If you want an HDTV antenna, but don’t like the idea of attaching something to your wall or window, ANTOP’s antenna is a good choice.
It’s 24.5 inches tall, and looks more like a super-sized WiFi router than an antenna, but its features are pretty impressive. ANTOP says it has a maximum range of 80 miles, and supplies a power adapter that allows it to reach that distance.
ANTOP also developed a technology called “smart pass” that balances the signals the antenna receives from multiple broadcast towers. Finally, the broadcast receiver inside the antenna is shielded to block interference from 3G and 4G cellular signals.
This antenna comes on a stand, which we recommend putting close to a window for the best reception. You can also use the included bracket to mount it on the side of your house, or in an attic. ANTOP includes a 40-foot coaxial cable with the antenna, which is great if you plan on keeping it far away from your TV, but a little long if it’s in the same room. It’s best to set the antenna up, and get the right sized cable after.
ANTOP’s HDTV antenna is powerful and gives you a lot of placement options, but it’s pretty big. It’ll definitely stick out in a living room, which may not be the best look, and hiding it behind an entertainment center will reduce its signal strength. Still, it’s a great choice if you live pretty far away from a broadcast tower, and don’t like the idea of hanging technology on your wall.
Pros: Blocks interference from 3G and 4G cellular signals, can be wall mounted inside or outside.
Cons: It’s a little tall and hard to hide.
4. Mohu Sky 60 TV Antenna
If you live in a house, and want the best possible chance of getting good reception with an HDTV antenna, the Mohu Sky is an excellent choice.
The other antennas in this guide are thin, flat, and designed to be stuck on a window, but the Mohu Sky is different. The antenna is fixed on top of a long arm, which can be screwed to the top of a roof, or inside an attic. Putting the antenna outside will allow it to receive broadcast signals from all angles, and the signal won’t be diminished by having to go through a window or walls.
Mohu says the Sky has a maximum range of 75 miles, and is 4K capable (TV isn’t currently broadcast in 4K, but may be in the future). It has two amplifiers (one can be powered via USB, the other requires you to plug the antenna into a wall), and a 30-foot detachable coaxial cable. If you attach the Mohu Sky to your roof, you’ll need to drill holes into it to snake these cables through.
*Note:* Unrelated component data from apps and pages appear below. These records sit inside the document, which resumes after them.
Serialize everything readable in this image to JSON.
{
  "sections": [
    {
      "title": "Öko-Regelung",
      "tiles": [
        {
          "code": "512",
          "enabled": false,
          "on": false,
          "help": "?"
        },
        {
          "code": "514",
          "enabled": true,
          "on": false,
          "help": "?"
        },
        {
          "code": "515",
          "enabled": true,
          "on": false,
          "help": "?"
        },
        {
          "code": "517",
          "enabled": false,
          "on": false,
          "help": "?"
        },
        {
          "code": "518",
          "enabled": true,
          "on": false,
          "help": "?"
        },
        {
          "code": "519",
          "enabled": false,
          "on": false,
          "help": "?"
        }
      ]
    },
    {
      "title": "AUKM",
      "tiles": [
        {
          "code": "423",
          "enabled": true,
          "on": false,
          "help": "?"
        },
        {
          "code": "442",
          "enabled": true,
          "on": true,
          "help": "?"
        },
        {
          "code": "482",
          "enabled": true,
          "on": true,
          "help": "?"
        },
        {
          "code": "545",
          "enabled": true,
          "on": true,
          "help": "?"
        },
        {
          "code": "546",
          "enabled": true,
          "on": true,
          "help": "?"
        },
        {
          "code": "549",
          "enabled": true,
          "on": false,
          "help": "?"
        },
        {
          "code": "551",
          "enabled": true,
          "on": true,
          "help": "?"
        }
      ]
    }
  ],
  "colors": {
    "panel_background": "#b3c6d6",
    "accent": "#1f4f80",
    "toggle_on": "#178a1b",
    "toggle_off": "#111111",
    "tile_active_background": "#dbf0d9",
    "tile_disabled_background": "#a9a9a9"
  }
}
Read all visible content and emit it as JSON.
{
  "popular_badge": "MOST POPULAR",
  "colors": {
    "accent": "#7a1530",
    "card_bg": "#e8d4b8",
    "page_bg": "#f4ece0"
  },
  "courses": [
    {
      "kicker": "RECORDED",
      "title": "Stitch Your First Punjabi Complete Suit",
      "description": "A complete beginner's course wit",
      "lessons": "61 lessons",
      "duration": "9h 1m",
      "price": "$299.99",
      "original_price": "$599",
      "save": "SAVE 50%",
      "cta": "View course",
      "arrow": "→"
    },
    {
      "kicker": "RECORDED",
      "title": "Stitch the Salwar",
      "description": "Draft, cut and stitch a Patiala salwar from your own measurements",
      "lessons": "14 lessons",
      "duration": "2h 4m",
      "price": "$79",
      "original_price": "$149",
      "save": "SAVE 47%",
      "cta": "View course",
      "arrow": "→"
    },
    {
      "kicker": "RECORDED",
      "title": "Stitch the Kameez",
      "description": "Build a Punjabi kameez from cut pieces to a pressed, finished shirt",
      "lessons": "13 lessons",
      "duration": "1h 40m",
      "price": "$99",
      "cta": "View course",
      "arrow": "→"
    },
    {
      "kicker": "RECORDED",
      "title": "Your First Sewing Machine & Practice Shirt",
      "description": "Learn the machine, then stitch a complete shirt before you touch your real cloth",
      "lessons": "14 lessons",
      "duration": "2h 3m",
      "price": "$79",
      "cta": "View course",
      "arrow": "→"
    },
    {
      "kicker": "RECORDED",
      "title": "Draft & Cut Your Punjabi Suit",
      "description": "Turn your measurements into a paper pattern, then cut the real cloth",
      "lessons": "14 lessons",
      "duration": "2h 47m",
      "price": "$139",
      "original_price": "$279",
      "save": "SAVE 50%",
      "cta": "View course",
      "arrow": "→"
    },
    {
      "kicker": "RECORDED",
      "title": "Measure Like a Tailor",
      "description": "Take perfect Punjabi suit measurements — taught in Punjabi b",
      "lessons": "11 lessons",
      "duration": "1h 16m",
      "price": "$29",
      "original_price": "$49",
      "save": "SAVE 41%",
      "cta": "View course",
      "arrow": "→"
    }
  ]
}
If you don’t mind doing a little DIY project, live in a rural area, or are serious about getting excellent reception from your HDTV antenna at all times, the Mohu Sky is your best option.
Pros: Extremely good range, two power amplifiers, 30 foot coaxial cable.
Cons: Requires additional DIY work to install